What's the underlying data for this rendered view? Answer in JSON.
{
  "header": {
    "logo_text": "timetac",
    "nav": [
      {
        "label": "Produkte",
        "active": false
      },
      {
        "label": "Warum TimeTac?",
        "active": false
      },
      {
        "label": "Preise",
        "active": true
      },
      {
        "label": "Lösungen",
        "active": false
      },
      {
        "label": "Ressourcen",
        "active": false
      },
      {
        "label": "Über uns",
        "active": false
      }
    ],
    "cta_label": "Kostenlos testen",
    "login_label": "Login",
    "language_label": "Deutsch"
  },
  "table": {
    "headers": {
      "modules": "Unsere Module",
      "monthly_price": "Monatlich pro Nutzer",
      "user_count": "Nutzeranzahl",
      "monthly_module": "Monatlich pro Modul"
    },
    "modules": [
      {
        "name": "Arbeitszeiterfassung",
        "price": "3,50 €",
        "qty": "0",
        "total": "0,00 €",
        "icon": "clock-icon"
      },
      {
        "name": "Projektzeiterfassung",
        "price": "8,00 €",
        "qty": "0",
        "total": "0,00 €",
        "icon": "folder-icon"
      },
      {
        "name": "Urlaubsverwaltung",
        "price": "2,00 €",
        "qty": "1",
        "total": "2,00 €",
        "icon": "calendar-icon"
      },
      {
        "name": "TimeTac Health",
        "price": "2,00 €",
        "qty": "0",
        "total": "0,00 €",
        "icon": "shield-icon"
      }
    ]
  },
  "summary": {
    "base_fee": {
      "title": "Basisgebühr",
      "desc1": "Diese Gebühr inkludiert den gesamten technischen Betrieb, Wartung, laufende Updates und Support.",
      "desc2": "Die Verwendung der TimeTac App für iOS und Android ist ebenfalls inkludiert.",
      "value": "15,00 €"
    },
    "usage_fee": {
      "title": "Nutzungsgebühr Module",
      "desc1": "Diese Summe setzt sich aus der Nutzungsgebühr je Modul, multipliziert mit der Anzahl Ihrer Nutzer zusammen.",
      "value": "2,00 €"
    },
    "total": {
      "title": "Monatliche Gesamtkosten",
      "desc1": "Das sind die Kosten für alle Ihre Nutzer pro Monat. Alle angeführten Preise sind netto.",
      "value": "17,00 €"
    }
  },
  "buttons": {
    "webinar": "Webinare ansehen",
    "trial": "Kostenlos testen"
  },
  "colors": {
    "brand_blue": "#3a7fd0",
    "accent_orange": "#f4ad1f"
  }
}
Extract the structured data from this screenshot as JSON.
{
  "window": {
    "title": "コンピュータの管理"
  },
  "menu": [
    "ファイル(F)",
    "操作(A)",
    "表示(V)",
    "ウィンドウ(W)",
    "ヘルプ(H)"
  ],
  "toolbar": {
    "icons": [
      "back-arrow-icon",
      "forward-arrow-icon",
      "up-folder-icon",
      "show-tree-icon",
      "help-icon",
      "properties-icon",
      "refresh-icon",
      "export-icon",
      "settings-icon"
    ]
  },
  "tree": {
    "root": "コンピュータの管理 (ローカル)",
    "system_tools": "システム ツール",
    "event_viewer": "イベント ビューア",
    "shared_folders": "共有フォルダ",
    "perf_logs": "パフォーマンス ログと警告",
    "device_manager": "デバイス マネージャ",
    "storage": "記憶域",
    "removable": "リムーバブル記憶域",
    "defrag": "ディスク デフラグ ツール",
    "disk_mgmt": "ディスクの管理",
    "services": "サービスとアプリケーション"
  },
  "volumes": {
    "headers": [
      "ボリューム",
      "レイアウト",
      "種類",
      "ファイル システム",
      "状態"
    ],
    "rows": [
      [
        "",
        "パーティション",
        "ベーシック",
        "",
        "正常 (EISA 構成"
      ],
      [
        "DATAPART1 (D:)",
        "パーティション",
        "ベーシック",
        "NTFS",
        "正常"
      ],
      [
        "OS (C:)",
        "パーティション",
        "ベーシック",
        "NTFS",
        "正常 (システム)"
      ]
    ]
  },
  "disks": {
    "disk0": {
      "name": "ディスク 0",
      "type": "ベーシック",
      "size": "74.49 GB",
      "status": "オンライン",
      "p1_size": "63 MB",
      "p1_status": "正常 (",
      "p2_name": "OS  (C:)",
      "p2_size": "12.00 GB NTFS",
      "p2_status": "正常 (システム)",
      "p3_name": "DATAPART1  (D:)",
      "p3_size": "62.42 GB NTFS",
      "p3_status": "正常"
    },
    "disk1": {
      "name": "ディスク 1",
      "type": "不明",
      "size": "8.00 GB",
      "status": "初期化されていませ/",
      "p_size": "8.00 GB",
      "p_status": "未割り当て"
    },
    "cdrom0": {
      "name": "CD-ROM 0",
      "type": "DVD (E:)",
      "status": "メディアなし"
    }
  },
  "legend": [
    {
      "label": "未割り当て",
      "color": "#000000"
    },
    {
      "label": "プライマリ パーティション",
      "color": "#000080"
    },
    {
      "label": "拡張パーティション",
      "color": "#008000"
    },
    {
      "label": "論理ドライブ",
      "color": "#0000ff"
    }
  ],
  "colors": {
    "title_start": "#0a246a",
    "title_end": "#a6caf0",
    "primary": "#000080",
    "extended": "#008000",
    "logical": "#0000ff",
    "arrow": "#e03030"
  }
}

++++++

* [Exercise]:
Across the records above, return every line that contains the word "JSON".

* [Exercise solution]:
What's the underlying data for this rendered view? Answer in JSON.
Extract the structured data from this screenshot as JSON.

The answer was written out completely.